| Description of the task |
Report the number of lines in the data below that hold "Mutual", without any other words.

##############################

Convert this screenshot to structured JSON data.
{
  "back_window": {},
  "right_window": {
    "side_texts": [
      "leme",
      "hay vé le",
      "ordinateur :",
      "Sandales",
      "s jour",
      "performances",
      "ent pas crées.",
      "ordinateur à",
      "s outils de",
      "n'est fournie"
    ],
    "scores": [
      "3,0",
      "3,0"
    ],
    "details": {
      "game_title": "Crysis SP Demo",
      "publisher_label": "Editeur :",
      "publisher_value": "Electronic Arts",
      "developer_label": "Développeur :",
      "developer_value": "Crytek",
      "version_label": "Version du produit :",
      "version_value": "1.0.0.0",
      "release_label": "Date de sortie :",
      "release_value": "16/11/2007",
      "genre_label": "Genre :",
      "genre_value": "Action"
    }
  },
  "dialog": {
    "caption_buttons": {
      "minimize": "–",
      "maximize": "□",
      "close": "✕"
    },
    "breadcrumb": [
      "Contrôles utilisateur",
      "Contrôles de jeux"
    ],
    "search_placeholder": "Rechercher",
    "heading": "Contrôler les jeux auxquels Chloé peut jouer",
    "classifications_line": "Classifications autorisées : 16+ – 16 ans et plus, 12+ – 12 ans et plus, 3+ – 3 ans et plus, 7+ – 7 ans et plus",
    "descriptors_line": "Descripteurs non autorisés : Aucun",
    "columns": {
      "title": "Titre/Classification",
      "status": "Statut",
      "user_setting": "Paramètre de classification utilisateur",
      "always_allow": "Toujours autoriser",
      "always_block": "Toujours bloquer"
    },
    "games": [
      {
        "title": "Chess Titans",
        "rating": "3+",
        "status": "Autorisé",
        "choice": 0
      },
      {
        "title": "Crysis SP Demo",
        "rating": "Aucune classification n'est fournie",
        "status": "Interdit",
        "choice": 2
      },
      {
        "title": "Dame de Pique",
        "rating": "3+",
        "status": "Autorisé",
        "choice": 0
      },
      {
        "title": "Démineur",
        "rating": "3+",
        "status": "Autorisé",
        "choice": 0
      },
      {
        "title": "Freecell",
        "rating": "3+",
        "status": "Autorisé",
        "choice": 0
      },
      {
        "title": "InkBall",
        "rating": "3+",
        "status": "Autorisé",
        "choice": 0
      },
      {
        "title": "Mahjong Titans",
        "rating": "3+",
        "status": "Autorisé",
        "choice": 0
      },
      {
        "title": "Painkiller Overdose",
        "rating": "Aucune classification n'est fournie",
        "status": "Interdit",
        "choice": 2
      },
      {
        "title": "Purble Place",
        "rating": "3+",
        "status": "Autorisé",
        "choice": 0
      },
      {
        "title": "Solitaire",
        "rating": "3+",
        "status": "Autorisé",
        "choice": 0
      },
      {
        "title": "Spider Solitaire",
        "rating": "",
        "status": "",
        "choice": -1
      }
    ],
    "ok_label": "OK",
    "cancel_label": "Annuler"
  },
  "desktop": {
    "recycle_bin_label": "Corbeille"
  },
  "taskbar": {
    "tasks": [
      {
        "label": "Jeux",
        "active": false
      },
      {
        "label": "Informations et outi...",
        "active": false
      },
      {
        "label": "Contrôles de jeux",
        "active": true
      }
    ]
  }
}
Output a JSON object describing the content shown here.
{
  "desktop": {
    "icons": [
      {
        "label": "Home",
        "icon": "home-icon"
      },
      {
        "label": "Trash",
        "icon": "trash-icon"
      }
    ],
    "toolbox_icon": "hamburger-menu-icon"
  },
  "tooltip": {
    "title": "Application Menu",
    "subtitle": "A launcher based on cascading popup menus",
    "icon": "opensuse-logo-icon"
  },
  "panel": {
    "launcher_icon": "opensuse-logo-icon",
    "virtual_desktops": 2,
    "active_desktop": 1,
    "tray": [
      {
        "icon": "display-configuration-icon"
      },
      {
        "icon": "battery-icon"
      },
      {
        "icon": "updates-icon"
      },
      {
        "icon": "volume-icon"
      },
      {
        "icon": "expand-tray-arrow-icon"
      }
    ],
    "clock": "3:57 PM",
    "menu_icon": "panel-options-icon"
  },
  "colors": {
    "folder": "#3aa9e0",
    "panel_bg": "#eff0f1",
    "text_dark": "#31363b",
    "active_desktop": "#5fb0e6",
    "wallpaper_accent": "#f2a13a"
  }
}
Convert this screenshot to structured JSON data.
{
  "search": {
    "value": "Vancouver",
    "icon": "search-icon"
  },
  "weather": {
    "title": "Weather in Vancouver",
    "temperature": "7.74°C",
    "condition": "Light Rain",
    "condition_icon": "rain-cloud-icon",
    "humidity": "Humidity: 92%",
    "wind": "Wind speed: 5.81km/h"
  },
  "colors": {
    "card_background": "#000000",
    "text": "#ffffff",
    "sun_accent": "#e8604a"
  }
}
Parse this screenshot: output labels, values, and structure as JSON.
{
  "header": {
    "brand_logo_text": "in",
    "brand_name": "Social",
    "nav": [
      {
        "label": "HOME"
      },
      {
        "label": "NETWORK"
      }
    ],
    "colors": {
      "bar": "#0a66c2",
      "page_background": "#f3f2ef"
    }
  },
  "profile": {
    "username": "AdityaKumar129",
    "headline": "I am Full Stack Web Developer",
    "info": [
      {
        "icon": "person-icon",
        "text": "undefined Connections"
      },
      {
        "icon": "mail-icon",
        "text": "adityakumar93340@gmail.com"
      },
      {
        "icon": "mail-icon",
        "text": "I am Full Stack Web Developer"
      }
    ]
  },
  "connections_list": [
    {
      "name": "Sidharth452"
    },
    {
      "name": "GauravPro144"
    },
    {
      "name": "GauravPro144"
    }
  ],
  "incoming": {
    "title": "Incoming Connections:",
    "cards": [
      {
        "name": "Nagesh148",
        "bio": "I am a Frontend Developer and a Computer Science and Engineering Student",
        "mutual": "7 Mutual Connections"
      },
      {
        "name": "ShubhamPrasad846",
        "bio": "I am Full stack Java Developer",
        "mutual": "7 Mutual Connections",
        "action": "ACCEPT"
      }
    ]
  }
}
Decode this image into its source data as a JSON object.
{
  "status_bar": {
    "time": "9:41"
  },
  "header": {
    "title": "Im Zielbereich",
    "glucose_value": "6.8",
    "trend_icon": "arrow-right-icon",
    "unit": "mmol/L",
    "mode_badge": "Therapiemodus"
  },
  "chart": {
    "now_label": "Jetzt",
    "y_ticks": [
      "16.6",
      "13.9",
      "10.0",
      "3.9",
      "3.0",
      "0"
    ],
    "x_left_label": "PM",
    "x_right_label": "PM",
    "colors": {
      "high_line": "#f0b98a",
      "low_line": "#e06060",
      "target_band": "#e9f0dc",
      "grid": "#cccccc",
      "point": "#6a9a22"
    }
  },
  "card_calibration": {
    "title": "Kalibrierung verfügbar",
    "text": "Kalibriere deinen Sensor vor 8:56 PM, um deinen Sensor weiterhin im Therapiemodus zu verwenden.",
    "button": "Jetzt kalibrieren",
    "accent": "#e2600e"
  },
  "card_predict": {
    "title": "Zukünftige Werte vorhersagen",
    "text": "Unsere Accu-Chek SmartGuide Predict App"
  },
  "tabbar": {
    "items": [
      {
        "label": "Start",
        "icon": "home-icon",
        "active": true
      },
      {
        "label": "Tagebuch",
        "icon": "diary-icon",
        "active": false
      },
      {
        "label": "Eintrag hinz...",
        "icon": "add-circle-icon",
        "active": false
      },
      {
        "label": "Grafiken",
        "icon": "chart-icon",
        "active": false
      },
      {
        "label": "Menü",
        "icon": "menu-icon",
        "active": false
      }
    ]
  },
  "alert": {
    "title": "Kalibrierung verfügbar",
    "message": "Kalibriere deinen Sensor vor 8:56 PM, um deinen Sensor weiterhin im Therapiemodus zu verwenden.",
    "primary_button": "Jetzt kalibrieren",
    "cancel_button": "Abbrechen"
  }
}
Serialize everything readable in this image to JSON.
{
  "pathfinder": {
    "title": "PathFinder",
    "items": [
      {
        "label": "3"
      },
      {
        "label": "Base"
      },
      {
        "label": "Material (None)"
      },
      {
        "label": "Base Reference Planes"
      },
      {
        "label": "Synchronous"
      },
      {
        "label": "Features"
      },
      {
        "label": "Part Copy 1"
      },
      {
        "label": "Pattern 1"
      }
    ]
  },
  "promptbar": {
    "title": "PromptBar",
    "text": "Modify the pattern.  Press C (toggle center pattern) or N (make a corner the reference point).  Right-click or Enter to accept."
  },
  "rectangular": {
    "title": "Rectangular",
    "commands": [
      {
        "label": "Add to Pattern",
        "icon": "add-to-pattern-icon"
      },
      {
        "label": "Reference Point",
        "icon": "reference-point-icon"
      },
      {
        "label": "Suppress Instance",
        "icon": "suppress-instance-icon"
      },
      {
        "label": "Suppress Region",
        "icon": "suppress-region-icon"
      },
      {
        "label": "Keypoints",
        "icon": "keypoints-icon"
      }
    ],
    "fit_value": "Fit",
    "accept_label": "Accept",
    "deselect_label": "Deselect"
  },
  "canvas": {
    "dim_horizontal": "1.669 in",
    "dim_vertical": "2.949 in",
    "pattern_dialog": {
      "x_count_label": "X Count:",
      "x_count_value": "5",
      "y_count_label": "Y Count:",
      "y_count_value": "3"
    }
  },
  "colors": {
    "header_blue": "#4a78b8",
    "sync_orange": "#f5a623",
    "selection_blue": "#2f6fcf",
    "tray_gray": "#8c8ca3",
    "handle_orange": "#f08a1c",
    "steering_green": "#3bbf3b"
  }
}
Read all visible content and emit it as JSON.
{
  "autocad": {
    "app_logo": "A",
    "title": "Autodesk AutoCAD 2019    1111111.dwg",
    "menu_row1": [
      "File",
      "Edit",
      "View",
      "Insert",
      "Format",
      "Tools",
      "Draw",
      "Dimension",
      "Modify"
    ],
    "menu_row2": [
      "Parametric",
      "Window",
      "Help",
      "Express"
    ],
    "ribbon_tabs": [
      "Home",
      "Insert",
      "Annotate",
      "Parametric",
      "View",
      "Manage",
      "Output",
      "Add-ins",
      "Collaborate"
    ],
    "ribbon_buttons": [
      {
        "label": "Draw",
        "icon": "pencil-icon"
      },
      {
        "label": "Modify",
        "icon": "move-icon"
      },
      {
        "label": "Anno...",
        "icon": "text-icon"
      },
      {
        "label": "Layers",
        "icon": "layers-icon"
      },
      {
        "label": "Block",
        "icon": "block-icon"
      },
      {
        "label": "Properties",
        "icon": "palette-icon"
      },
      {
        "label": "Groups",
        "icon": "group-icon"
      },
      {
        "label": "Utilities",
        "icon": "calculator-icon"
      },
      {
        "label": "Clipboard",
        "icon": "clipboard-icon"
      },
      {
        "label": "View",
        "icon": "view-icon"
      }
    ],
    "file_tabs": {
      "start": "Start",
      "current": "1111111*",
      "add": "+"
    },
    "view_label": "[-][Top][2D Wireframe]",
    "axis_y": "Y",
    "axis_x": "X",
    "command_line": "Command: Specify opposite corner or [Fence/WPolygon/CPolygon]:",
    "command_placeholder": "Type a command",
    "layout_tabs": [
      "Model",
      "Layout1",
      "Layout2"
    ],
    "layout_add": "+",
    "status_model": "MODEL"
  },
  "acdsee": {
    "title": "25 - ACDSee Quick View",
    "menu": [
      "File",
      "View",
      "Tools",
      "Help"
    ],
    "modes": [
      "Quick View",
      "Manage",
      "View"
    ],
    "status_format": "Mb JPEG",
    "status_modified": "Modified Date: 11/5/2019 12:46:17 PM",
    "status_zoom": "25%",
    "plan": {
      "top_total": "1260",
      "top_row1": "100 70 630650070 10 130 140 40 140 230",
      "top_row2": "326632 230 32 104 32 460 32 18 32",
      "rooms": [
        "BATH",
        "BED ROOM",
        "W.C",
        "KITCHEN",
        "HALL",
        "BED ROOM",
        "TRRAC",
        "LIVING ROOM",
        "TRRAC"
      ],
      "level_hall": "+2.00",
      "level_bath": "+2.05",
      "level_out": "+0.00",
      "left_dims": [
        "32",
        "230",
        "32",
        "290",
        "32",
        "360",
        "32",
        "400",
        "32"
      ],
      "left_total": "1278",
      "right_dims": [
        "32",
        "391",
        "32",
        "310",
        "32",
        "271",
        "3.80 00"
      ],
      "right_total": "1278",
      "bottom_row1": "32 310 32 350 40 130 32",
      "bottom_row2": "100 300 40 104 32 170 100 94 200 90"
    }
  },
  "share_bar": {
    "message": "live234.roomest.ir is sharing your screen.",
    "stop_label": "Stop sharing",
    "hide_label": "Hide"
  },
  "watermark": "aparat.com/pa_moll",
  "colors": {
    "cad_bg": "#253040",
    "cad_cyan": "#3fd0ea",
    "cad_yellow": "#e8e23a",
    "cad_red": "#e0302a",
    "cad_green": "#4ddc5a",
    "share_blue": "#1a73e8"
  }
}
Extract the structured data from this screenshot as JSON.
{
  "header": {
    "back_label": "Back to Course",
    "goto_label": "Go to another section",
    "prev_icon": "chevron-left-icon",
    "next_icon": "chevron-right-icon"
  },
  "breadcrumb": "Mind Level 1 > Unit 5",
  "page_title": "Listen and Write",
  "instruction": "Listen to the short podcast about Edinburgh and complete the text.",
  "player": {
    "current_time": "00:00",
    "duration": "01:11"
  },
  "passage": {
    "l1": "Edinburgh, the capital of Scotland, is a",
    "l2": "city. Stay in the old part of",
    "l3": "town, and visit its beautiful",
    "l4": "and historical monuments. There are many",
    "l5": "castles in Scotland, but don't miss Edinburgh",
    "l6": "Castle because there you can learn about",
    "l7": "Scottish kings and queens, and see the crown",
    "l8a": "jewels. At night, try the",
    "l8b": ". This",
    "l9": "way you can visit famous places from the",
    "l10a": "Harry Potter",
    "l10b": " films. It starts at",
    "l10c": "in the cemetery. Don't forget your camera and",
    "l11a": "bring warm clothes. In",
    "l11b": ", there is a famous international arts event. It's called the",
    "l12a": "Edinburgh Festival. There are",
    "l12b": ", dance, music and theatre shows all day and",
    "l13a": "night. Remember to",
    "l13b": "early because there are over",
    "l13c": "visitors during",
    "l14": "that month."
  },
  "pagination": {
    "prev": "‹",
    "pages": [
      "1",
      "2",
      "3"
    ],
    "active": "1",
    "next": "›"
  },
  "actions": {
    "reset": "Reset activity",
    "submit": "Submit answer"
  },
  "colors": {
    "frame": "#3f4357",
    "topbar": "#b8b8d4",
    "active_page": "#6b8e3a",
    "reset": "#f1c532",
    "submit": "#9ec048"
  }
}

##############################

| Your response |
2